NBA legend Carmelo Anthony is a little older and wiser than when he embarked on his VII(N) The Seventh Estate wine project four years ago. His just-debuted inaugural release, the 2017 Oath of Fidelity Châteauneuf-du-Pape, made in collaboration with third-generation Rhône Valley winemaker Stéphane Usseglio, has evolved as well.
“When I spent time at Usseglio in 2018, we walked the vineyards, tasted barrel samples and made this incredible blend, but we wanted to take a step back and think about how we could bring something very different and creative to the wine industry,” Anthony told me via video chat from the basketball gym at the New York headquarters of the National Basketball Players Association, where the 10-time NBA All-Star and had just wrapped a workout.
“It was important for me to find the right way to bring my community along—and to take my time to learn about this business and this region,” he said. Then, the pandemic hit, causing more delays and difficulties getting the wine to market, so the launch of VII(N) The Seventh Estate’s flagship bottling was pushed back.
It turns out, the passage of time has served his wine well. I’ve just finished tasting through hundreds of Châteauneufs for my upcoming tasting report on France’s Rhône Valley—almost all of them from the 2020 vintage. Tasting Anthony’s late-release 2017 Oath of Fidelity was a welcome change.
Out of the gate, Oath of Fidelity would have been all about a concentrated stream of black cherries and velvety concentration. But now, at age 5, the wine has taken a decidedly savory turn, layering on wet earth, sage and bay leaf. There’s still plenty of fruit and a vibrant, white pepper–laced freshness, but it shows more nuance and complexity, as the wine has settled into itself. It’s a reminder of how well Châteauneuf can age, and a testament to the rewards of patience.
“It’s fascinating to see the evolution of the blend since we started,” Anthony said. “Every time I taste it, I taste something different.”
Patience and the art of listening are skills Anthony honed during the pandemic. To pass the time, he launched a wine-themed podcast, What’s in Your Glass?, where he shared wine and conversations with celebrities including Jamie Foxx, LL Cool J, Snoop Dogg and Marlon Wayans about music, wine, the world and social justice.
“I started the podcast as something to do during quarantine, but so much was happening in our world and in our country, so conversations naturally went to what was going on,” Anthony said. “We say conversations get better with the second glass and it’s true. Bringing people from different walks of life together for a discussion over wine really worked, and this is what we want to build on. The podcast was the beginning of that; really listening to people, not talking at them.”
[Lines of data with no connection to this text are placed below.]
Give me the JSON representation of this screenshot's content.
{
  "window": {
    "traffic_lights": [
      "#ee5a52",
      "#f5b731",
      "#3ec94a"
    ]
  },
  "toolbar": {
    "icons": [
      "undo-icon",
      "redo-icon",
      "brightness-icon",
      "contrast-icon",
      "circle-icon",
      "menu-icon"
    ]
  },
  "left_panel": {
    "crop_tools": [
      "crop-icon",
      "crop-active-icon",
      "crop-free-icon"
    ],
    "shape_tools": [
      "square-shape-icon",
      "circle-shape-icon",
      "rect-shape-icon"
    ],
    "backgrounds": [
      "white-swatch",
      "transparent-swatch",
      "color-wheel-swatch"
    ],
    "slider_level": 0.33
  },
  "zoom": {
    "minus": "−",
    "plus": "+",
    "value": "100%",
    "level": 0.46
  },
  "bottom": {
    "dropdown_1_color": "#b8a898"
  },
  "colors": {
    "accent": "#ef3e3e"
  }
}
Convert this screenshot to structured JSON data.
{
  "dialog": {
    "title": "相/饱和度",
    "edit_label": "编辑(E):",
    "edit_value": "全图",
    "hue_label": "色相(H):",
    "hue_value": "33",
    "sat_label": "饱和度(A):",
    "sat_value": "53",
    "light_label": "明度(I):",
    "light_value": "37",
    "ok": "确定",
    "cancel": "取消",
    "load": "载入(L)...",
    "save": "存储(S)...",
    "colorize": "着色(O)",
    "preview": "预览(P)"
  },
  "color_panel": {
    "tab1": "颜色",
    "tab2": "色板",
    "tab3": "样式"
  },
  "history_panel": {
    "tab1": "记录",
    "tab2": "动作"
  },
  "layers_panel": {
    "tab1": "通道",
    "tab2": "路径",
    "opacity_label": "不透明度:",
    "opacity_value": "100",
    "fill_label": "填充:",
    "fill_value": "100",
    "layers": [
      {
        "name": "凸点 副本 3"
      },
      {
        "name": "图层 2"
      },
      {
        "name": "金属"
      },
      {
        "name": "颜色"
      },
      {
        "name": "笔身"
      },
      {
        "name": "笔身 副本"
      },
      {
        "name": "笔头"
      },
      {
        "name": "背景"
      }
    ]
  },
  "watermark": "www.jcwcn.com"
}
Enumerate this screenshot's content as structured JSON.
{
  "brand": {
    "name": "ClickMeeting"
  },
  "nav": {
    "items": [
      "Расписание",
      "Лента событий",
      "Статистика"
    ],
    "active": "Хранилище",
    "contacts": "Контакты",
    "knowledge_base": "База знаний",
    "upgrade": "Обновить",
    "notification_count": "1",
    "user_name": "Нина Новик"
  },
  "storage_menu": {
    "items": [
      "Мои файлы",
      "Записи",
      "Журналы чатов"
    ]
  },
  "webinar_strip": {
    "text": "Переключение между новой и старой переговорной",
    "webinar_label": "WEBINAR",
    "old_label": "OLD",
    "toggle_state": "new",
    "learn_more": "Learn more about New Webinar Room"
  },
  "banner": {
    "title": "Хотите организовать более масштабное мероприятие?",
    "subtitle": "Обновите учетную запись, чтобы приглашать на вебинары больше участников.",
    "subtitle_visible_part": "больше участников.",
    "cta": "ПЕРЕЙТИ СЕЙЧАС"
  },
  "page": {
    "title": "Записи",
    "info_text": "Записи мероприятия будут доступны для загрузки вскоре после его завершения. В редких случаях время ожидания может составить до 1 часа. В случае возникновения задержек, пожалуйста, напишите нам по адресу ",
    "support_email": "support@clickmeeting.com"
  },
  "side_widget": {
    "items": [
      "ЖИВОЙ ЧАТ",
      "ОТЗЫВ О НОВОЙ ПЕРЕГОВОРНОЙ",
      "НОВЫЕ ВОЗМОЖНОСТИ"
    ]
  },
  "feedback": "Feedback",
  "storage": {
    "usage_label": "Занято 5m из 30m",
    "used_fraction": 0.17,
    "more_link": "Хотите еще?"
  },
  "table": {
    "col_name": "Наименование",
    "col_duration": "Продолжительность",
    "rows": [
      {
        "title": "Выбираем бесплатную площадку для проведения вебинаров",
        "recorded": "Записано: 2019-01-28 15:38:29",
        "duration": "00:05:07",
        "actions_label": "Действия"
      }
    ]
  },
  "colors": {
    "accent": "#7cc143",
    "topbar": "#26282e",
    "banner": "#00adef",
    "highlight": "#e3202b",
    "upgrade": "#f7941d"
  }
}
Anthony refers to Oath of Fidelity as his “tentpole wine,” but says fans can expect to see an international slate of releases from VII(N) The Seventh Estate, which he founded with his business partner, Asani Swann. “My experience as a wine drinker is not staying in one lane, but drinking lots of different regions and styles,” Anthony explained. Each bottling will be a small-production release, like the 2017 Oath of Fidelity Châteauneuf-du-Pape ($95), of which only about 200 cases were made.
So why start with Châteauneuf? He knew very little about the Southern Rhône region when he began developing his passion for wine more than 15 years ago, he admits, but fell in love with the style. Usseglio and Pégaü were his Châteauneuf benchmark wines. “I want to create a CdP community; you already have your Burgundy and your Cabernet communities, but we don’t have that for CdP yet.”
Named in honor of François-Dominique Toussaint Louverture, the revolutionary military leader who led Haiti’s fight for freedom from French rule in the 18th century, Oath of Fidelity is the promise that Louverture asked his soldiers to make—to risk their lives in the fight for independence.
“We want to invite people into worlds where they are not seen as often, and show other possibilities for creating a business,” said Swann. “You don’t have to be a farmer to start a wine brand and be part of that community. We don’t have to change who we are, we just need to make more room at the table.” And what does Anthony recommend serving at that table? “Anything roasted or barbecued,” he said. “Roast chicken and vegetables [are] phenomenal with this wine.”